Task brief: Set out each line from the following listing that includes the word "icon".

Content starts

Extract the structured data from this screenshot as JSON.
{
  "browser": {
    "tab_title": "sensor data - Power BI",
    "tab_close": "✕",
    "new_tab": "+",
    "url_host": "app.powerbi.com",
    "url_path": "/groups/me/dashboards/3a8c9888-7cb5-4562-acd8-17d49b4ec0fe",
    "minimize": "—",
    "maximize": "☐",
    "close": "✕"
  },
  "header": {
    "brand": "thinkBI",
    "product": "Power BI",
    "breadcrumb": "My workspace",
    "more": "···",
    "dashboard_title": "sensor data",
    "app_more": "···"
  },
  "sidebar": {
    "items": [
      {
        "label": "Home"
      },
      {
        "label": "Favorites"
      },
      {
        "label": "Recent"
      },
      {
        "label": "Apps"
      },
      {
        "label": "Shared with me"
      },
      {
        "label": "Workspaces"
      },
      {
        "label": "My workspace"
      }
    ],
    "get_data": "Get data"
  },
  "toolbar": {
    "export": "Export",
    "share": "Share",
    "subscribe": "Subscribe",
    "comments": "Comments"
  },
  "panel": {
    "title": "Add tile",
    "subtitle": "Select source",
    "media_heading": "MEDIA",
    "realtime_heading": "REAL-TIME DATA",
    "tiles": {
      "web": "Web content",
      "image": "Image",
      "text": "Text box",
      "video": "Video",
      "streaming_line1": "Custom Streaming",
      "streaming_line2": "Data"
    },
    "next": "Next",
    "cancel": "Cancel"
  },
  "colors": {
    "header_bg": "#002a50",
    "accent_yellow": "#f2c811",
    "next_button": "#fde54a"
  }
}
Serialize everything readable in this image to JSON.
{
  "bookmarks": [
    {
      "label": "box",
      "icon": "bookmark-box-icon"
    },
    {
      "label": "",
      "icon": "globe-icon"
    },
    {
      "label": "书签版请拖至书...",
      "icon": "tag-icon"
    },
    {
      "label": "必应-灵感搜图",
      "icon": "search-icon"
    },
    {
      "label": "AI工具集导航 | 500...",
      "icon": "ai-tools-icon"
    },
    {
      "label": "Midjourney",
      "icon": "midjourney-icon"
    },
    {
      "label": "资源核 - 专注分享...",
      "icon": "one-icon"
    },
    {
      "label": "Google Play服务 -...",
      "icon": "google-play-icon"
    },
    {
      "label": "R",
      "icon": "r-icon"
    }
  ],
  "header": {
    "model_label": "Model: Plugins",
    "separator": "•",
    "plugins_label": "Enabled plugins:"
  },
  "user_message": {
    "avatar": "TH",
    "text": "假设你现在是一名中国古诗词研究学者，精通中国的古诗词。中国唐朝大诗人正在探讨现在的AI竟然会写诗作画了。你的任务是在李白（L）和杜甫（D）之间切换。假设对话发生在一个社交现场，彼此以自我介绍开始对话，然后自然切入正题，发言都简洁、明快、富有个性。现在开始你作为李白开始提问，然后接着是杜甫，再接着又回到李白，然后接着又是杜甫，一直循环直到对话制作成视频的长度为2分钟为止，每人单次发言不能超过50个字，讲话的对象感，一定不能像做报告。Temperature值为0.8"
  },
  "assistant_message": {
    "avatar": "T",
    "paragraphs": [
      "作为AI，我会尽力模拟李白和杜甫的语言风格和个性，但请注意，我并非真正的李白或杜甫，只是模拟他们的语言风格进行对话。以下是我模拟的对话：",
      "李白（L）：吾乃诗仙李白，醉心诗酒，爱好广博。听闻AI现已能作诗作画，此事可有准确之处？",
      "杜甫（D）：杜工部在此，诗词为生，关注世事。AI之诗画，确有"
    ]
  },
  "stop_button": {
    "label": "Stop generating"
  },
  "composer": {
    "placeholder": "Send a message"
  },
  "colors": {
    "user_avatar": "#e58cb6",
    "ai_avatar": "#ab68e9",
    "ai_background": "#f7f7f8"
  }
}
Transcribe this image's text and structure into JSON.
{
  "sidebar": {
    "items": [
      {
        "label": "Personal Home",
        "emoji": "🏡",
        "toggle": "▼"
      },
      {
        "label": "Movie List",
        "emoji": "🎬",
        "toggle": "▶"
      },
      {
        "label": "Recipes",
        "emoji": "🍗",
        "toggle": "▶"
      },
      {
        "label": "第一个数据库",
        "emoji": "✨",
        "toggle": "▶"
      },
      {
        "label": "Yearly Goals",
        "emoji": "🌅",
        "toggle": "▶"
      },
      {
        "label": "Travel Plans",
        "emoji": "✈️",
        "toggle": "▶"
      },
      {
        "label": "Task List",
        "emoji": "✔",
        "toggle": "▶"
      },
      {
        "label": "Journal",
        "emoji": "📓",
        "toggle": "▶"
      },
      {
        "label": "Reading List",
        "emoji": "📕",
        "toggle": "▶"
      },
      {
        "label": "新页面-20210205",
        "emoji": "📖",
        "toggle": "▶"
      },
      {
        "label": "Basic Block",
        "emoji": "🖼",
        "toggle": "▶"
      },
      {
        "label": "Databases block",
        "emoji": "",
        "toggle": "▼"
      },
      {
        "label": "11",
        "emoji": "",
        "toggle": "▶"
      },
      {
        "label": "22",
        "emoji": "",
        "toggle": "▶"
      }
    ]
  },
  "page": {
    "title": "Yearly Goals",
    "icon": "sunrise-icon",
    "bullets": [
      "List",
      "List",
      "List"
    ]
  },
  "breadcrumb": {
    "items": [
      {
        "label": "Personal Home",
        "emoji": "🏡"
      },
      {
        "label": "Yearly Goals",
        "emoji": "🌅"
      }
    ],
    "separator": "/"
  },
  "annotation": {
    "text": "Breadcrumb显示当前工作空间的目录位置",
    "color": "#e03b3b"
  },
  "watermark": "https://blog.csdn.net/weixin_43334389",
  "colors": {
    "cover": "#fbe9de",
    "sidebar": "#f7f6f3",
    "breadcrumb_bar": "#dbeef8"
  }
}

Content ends

Finished exercise:
      "icon": "bookmark-box-icon"
      "icon": "globe-icon"
      "icon": "tag-icon"
      "icon": "search-icon"
      "icon": "ai-tools-icon"
      "icon": "midjourney-icon"
      "icon": "one-icon"
      "icon": "google-play-icon"
      "icon": "r-icon"
    "icon": "sunrise-icon",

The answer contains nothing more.